For the string "Deduction", work out how many lines of the data contain it and give that number with nothing added.

Stored items:
# # #

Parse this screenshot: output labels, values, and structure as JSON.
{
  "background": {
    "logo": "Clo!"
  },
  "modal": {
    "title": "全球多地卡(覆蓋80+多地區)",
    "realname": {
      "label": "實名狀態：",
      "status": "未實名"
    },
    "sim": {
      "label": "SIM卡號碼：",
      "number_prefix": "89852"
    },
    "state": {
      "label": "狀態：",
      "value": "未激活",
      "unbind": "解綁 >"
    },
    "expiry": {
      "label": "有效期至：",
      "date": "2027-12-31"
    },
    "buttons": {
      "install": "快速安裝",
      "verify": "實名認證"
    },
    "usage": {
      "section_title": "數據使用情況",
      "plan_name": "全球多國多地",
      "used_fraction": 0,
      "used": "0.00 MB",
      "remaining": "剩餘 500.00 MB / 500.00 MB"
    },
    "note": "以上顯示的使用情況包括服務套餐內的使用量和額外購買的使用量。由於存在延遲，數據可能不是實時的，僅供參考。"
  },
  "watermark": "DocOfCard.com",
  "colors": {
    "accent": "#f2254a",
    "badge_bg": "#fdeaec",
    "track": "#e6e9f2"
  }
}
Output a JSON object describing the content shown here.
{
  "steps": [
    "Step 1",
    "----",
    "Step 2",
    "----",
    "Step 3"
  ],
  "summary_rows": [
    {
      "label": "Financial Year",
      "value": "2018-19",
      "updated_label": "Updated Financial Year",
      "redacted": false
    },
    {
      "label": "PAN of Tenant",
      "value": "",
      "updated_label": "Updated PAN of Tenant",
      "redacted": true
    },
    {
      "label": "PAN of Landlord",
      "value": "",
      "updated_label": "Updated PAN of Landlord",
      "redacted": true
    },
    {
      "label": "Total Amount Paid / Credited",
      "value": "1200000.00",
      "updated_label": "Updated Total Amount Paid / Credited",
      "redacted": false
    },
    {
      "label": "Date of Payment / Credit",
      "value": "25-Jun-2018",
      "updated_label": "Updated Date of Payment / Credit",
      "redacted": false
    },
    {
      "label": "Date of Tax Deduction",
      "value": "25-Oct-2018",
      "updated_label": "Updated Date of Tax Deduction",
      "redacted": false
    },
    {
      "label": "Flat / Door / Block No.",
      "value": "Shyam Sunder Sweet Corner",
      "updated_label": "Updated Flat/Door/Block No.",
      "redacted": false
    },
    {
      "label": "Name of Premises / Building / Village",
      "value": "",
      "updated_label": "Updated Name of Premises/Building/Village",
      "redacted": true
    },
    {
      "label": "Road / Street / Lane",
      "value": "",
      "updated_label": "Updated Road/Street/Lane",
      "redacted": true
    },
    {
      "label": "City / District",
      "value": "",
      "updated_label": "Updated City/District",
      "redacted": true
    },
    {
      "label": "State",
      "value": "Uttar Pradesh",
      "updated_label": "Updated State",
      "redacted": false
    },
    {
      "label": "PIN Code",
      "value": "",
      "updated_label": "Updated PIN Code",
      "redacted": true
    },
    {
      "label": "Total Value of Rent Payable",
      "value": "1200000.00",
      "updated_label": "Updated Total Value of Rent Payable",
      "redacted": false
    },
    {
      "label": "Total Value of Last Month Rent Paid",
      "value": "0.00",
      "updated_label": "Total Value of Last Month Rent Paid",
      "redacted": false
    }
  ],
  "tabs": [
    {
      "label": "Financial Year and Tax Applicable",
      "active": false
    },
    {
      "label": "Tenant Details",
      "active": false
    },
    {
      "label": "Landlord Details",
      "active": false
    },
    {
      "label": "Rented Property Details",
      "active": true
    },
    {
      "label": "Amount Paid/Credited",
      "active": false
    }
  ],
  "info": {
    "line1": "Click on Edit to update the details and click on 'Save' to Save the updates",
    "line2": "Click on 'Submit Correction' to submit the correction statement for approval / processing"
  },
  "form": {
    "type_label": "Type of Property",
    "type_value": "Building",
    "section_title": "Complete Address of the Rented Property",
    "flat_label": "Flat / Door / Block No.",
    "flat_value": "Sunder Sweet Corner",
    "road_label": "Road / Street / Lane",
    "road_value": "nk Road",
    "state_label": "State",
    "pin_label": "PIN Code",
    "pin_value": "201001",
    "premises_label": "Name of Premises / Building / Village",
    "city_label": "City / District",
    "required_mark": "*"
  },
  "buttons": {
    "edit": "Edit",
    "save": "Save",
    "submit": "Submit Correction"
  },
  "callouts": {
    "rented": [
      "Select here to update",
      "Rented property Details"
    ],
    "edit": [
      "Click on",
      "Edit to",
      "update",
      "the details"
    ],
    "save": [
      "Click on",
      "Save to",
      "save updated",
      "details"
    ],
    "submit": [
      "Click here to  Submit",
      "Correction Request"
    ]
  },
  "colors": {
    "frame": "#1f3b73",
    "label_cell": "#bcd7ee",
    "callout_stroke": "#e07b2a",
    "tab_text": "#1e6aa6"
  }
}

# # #

-- EXPECTED OUTPUT --
2